- Try to stay out of rooms where weapons are available or that can be locked
- If you are on good terms with a close neighbour, consider setting up a signalling system
- If you have a child who is old enough, talk to them so that they know it’s OK to run to a neighbour’s house or call the police if they think you or they are in danger.
- Practice how you, your children and your pets can get out the house safely and quickly.
- Plan ahead where you would go in an emergency or how to get to a safe place, try not to go to a place that the abuser knows and might follow.
- If the incident happens in public, ask people present to call the police by dialling 999
- Trust your judgment – there may be warning signs that you recognise. You have the right to protect yourself (and your children).
After an incident
- Get medical help if you or anyone else is injured.

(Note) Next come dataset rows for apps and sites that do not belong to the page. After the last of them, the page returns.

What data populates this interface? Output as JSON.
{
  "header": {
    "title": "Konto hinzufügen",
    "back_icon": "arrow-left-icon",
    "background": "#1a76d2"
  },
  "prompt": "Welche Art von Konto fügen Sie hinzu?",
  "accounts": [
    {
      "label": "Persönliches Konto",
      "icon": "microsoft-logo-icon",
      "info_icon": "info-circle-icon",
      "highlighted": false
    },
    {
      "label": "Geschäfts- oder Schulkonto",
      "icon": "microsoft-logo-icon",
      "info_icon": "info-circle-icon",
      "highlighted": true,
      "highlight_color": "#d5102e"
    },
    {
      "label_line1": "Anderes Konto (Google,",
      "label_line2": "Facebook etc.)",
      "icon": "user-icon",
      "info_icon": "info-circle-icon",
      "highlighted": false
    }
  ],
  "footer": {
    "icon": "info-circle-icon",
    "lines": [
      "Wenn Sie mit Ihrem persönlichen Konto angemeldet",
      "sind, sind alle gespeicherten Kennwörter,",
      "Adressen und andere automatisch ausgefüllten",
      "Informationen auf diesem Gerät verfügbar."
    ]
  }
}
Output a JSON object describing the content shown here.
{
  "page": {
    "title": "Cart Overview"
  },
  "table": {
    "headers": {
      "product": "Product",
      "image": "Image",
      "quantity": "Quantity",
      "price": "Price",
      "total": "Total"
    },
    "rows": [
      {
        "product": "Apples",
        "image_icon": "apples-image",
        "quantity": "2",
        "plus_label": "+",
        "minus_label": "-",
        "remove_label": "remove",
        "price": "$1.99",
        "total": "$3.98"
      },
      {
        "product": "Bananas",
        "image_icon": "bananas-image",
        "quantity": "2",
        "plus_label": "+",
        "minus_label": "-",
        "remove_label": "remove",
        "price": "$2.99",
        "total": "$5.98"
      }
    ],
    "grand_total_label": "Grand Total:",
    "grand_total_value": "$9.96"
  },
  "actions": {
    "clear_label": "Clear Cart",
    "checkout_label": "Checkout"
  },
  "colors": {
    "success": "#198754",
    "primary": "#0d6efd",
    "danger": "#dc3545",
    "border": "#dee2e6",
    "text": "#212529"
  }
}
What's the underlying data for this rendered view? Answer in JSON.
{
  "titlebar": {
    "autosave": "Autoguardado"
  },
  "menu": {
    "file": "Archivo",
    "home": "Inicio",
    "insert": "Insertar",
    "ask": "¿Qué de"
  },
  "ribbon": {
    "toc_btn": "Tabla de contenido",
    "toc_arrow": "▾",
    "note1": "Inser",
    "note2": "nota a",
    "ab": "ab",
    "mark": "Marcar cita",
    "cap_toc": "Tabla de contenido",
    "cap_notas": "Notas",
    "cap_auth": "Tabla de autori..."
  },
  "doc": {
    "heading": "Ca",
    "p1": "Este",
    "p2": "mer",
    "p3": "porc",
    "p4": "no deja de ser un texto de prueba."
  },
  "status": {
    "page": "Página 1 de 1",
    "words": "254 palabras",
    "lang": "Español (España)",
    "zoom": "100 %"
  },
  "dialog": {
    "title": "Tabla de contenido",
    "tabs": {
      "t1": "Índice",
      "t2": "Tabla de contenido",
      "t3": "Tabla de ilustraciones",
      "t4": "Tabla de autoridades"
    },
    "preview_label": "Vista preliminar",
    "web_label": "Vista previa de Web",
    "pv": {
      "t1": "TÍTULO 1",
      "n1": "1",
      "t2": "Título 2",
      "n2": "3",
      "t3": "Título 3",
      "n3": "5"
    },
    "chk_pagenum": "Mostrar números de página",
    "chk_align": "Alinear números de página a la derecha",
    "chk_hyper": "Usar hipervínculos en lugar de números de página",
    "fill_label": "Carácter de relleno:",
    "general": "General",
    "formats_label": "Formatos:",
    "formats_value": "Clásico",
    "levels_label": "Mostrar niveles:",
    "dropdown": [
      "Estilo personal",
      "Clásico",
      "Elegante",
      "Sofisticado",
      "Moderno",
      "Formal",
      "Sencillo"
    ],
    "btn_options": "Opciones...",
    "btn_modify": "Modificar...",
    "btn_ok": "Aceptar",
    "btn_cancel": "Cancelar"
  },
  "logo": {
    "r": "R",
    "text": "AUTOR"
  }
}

- If you call the police on 999, they will usually arrest the abuser and take him or her away, if only for a short time, which could give you time to get to a safer place.
- If you decide that your abuser cannot be allowed back into your house, the police Bobby Van or housing association may be able to help with strengthening doors and windows.
- Phone a local support agency or a national helpline for advice and support.
Escaping violence and abuse
It's worth thinking now of what you might need should you decide to leave an abusive relationship in a hurry.
Pack an emergency bag and hide it in a safe place in case you need to leave quickly.
The following list is an idea of things you should pack and/or arrange if you’re thinking of leaving:
- Collect important paperwork; birth/marriage certificates, driving licences, benefit books, credit/store cards, anything you can think of and put them somewhere safe you can access them easily or give them to a friend for safekeeping
- Save money secretly whenever you can
- Find a secure place to go: friends, family, refuge
- Keep a supply of clothes and toiletries (including children's), hidden where you can get to them easily
- Make sure you have any medications, glasses or prescriptions you or your children may need
- Keep a spare set of house keys and car keys somewhere safe that you can access quickly
- Think about transport to get away - keep the number of a taxi firm and some cash handy
- Arrange a signal with a friend to let them know it is time to escape
- If possible go when your abuser is not around or create an excuse to slip away
- If you are taking children don't forget their favourite toy
Call the Police: you have the right to protection